Recent studies have continued to show that African Americans continue to be affected disproportionately by poverty, mortality rates for treatable diseases and employment discrimination. Just this past month, a study concluded that black patients die from cancer at higher rates than whites, and still another study found that employers still practice a form of racial profiling that prevents many African Americans from entering or moving up in the job market.
While these and other findings point to the continued existence of institutional racism, conservatives have conducted efforts in the last years to dismantle affirmative action programs, arguing that they are no longer needed.
Many say that the US is unable to recognize and deal with contemporary racism because it has also been unable to deal with its past history of slavery, and with slavery’s legacy.

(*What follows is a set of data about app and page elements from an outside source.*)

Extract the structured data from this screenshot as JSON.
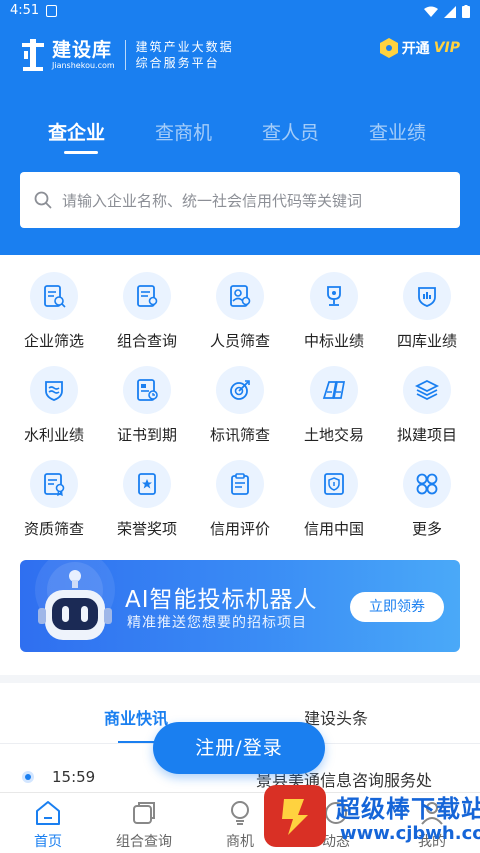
{
  "status_bar": {
    "time": "4:51"
  },
  "brand": {
    "name": "建设库",
    "domain": "Jianshekou.com",
    "slogan_line1": "建筑产业大数据",
    "slogan_line2": "综合服务平台",
    "vip_prefix": "开通",
    "vip_word": "VIP"
  },
  "tabs": [
    {
      "label": "查企业",
      "active": true
    },
    {
      "label": "查商机",
      "active": false
    },
    {
      "label": "查人员",
      "active": false
    },
    {
      "label": "查业绩",
      "active": false
    }
  ],
  "search": {
    "placeholder": "请输入企业名称、统一社会信用代码等关键词"
  },
  "features": [
    {
      "label": "企业筛选",
      "icon": "company-filter-icon"
    },
    {
      "label": "组合查询",
      "icon": "combined-query-icon"
    },
    {
      "label": "人员筛查",
      "icon": "personnel-search-icon"
    },
    {
      "label": "中标业绩",
      "icon": "trophy-icon"
    },
    {
      "label": "四库业绩",
      "icon": "chart-badge-icon"
    },
    {
      "label": "水利业绩",
      "icon": "water-badge-icon"
    },
    {
      "label": "证书到期",
      "icon": "certificate-icon"
    },
    {
      "label": "标讯筛查",
      "icon": "target-icon"
    },
    {
      "label": "土地交易",
      "icon": "land-icon"
    },
    {
      "label": "拟建项目",
      "icon": "layers-icon"
    },
    {
      "label": "资质筛查",
      "icon": "qualification-icon"
    },
    {
      "label": "荣誉奖项",
      "icon": "honor-icon"
    },
    {
      "label": "信用评价",
      "icon": "clipboard-icon"
    },
    {
      "label": "信用中国",
      "icon": "shield-doc-icon"
    },
    {
      "label": "更多",
      "icon": "more-grid-icon"
    }
  ],
  "banner": {
    "title": "AI智能投标机器人",
    "subtitle": "精准推送您想要的招标项目",
    "button": "立即领券"
  },
  "news": {
    "tabs": [
      "商业快讯",
      "建设头条"
    ],
    "items": [
      {
        "time": "15:59",
        "text": "景县美通信息咨询服务处"
      }
    ]
  },
  "login_button": "注册/登录",
  "bottom_nav": [
    {
      "label": "首页",
      "icon": "home-icon",
      "active": true
    },
    {
      "label": "组合查询",
      "icon": "stack-icon",
      "active": false
    },
    {
      "label": "商机",
      "icon": "bulb-icon",
      "active": false
    },
    {
      "label": "动态",
      "icon": "activity-icon",
      "active": false
    },
    {
      "label": "我的",
      "icon": "user-icon",
      "active": false
    }
  ],
  "watermark": {
    "name": "超级棒下载站",
    "url": "www.cjbwh.com"
  },
  "colors": {
    "primary": "#1a7ff0",
    "vip_gold": "#ffd23f",
    "icon_bg": "#eaf3ff"
  }
}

An example of this is how the old symbols of slavery continue to be debated in some parts of the country–the state of Virginia, for instance, has been trying to come up with a state song to replace “Carry Me Back to Old Virginny,” which includes references to slavery. And South Carolina’s old guard continues to insist on flying the confederate flag in the State Capitol–South Carolina’s former governor lost his post in the last elections because he came out in support of removing the flag. On this issue, presidential candidate George W. Bush, who refused to sign hate crimes legislation, recently commented that people should stay out of South Carolina’s affairs.
Today we take a look back at slavery in the United States–we begin with a discussion on the cultural and scientific achievements of Africa that were eclipsed by slavery.
- Dr. Ivan Van Sertima, linguist and literary critic, is Professor of African Studies at Rutgers University. He is also the editor of the Journal of African Civilization, and the author of the book ??They Came Before Columbus: The African Presence in Ancient America, which he wrote in 1977 and is now in its 21st printing. Dr. Van Sertima spoke earlier this month at a symposium at New York University entitled “Slave Routes: The Long Memory,” which dealt with the transatlantic slave trade.